Any item exported from the UK that is subject to export control needs a license. Export licencing is controlled by the Export Control Organisation (ECO) in order to promote global security and facilitate responsible exports within the law. The ECO are responsible for assessing and issuing (or refusing) export, trade transshipment and trade control licenses for a wide range of controlled so called 'strategic' goods, which includes military and dual-use items.
Whether a licence is required depends on various factors such as whether the items are listed on the UK Strategic Export Control Lists, they are subject to end-use controls or to sanctions. This means that you as the exporter are responsible for complying with the law, understanding the regulations and keeping yourself informed.
All licence applications are risk assessed on a case by case basis, with regard to the Consolidated EU and National Arms Export Licensing Criteria. You can find out more about export controls, licence applications and how to comply here.
There is also guidance available explaining what will change for exporters of controlled goods from 1 January 2021, following the end of the transition period for the UK to leave the EU.
Here are some key do's and don'ts!
Whether you need an export licence will depend on the type of goods and the country you are exporting to. You apply for a licence using the ECO’s online system SPIRE - however you may find it helpful to consider some of our key do’s and don’ts should you find yourself needing to apply for a licence.
Quality Control – Build export control checks into your quality control processes
Share Knowledge – Make sure that you don’t rely on one individual to know or do it all
Accurate Classification – It’s important you accurately identify the control classification used for your products
Market Awareness – You should make sure that you are aware of political situation of the country of destination
End User Issues – Try to check out both existing and potential end-user issues
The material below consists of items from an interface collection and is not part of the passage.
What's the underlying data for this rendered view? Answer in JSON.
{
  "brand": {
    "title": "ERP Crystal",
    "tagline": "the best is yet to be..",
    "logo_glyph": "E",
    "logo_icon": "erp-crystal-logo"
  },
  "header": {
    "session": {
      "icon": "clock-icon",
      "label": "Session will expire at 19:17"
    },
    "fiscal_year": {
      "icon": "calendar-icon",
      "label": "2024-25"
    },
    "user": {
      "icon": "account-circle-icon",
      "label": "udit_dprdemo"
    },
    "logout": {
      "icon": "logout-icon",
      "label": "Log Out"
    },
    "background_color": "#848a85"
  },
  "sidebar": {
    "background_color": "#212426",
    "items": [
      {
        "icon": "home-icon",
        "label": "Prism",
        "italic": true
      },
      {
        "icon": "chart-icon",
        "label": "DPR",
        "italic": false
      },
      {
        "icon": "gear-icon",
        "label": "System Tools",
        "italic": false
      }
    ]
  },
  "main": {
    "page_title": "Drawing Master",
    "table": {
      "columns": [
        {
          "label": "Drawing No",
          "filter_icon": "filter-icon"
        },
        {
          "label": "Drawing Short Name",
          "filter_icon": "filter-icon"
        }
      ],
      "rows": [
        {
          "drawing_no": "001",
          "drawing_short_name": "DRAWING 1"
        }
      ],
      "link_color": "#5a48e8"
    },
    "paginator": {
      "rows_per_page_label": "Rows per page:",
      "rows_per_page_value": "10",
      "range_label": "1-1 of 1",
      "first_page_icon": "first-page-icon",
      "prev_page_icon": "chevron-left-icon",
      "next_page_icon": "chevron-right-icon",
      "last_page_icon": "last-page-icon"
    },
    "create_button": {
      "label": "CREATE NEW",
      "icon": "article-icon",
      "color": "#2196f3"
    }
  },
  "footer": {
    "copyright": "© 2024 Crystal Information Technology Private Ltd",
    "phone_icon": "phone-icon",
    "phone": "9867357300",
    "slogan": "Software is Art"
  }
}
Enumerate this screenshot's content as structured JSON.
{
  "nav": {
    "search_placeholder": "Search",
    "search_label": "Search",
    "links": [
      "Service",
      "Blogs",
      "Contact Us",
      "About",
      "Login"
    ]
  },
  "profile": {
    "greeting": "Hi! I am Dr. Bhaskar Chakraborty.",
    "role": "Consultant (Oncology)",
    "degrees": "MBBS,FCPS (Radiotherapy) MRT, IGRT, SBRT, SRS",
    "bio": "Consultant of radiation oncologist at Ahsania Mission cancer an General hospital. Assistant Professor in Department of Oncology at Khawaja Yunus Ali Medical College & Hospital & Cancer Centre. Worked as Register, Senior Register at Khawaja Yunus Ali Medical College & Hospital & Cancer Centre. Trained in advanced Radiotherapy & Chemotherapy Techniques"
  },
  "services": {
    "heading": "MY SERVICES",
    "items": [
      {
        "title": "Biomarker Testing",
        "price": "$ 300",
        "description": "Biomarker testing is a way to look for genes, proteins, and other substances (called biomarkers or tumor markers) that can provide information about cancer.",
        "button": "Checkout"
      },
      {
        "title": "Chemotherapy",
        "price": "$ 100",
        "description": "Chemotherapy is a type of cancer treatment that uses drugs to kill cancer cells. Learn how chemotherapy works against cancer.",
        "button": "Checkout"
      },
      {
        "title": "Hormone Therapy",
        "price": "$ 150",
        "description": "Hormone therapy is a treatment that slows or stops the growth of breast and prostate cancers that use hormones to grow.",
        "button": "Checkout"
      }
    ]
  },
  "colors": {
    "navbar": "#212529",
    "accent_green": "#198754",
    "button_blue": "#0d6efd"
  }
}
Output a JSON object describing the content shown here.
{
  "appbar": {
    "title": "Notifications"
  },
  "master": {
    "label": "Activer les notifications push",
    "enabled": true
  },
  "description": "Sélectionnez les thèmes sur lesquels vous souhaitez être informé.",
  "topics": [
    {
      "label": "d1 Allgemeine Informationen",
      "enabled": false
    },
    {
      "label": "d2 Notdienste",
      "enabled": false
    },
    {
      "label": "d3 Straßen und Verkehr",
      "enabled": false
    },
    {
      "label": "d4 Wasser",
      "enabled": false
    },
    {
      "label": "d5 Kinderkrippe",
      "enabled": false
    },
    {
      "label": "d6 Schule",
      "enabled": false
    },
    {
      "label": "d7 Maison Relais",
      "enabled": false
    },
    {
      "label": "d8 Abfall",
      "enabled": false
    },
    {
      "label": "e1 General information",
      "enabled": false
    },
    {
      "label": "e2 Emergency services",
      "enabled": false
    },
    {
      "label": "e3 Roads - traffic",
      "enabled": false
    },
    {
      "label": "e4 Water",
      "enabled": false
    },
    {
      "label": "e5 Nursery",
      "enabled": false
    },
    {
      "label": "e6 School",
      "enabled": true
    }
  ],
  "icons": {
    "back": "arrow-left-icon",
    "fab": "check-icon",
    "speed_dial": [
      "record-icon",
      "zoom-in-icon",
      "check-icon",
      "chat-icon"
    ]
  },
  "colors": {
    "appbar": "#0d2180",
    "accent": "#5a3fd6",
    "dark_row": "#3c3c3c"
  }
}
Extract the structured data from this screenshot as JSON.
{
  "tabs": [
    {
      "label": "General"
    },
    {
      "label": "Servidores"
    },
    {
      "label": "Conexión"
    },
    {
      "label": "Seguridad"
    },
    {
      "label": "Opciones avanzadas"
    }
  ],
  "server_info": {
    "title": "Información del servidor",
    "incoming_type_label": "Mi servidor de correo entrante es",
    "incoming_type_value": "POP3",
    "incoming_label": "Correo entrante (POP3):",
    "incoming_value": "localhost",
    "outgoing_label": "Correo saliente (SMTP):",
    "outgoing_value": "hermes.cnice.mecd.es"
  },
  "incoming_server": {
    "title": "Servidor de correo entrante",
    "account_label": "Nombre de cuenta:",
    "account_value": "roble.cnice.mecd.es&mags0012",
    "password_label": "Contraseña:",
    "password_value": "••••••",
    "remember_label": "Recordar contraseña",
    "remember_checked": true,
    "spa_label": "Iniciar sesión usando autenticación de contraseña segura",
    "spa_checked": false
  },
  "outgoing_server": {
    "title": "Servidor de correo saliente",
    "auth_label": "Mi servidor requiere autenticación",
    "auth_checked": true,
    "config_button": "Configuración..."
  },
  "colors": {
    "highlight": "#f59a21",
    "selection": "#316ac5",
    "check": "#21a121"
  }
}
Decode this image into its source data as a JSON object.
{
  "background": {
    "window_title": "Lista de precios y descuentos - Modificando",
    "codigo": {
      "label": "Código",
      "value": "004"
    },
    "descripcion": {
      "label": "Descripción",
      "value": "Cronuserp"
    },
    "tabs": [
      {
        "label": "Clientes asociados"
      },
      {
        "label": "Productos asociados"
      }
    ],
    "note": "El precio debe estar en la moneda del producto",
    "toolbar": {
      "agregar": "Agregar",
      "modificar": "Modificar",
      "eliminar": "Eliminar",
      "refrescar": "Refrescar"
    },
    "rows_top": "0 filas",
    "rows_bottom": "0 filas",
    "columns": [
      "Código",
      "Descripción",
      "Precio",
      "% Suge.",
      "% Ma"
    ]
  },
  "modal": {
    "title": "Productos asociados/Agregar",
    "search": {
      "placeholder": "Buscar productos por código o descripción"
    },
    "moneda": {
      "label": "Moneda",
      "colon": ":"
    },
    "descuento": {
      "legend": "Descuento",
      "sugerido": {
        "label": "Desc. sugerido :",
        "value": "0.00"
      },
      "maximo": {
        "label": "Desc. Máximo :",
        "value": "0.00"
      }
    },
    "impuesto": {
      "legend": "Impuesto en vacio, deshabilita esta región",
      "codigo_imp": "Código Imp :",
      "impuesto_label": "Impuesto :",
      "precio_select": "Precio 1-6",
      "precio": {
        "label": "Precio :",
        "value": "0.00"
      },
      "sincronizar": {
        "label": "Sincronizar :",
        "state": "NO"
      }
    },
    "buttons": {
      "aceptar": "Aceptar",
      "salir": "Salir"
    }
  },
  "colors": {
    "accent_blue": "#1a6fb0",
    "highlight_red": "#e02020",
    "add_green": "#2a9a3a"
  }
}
Understand Licencing – It’s important to read the terms & conditions of all licences
Facilitate Training – You should make sure all relevant people in your organisation are trained – from sales to procurement to shipping
Keep Records – You will need to keep records of all relevant documents for exporting controlled goods
Get Help & Advice from the Experts!
To summarise, when trading overseas, export controls are taken very seriously, especially in light of the volatile and security-conscious times we find ourselves living, so it goes without saying that you should always seek expert guidance from the relevant authorities. This will be especially important in the light of Brexit and the impact this will have on both European and global trading markets for UK exporters.
– Use Kompass Business Data to research and find contacts in your target markets.
– Your Local Chamber of Commerce can help with export documentation and finance.
– UK Export Finance provides trade finance and insurance for exporting.
– B2BCentral works with partners to bring the benefits of B2B eCommerce to British SMEs.
– The Institute of Export gives advice, guidance, offers courses and qualifications.
– Build your brand & global online presence with Kompass Digital Marketing solutions.
At Kompass we have more than 60 years experience, helping businesses grow – providing our customers with business data to help improve the results of their sales and marketing activity and driving relevant enquiries through globally optimised company profiles from more than 7.5M Kompass users. Contact us to find out more about how we can help you as you plan your export strategy.
Our Kompass Export Zone builds on our business information expertise, by giving access to straightforward guidance on some of the key factors to consider when exporting, research advice and country specific market information. For more advice on getting started on your export journey, see our guide on How legislation affects overseas trade for UK companies.
Disclaimer: Please note that this blog only contains general information and insights about legal matters. The information is not advice, and should not be treated as such. Kompass.com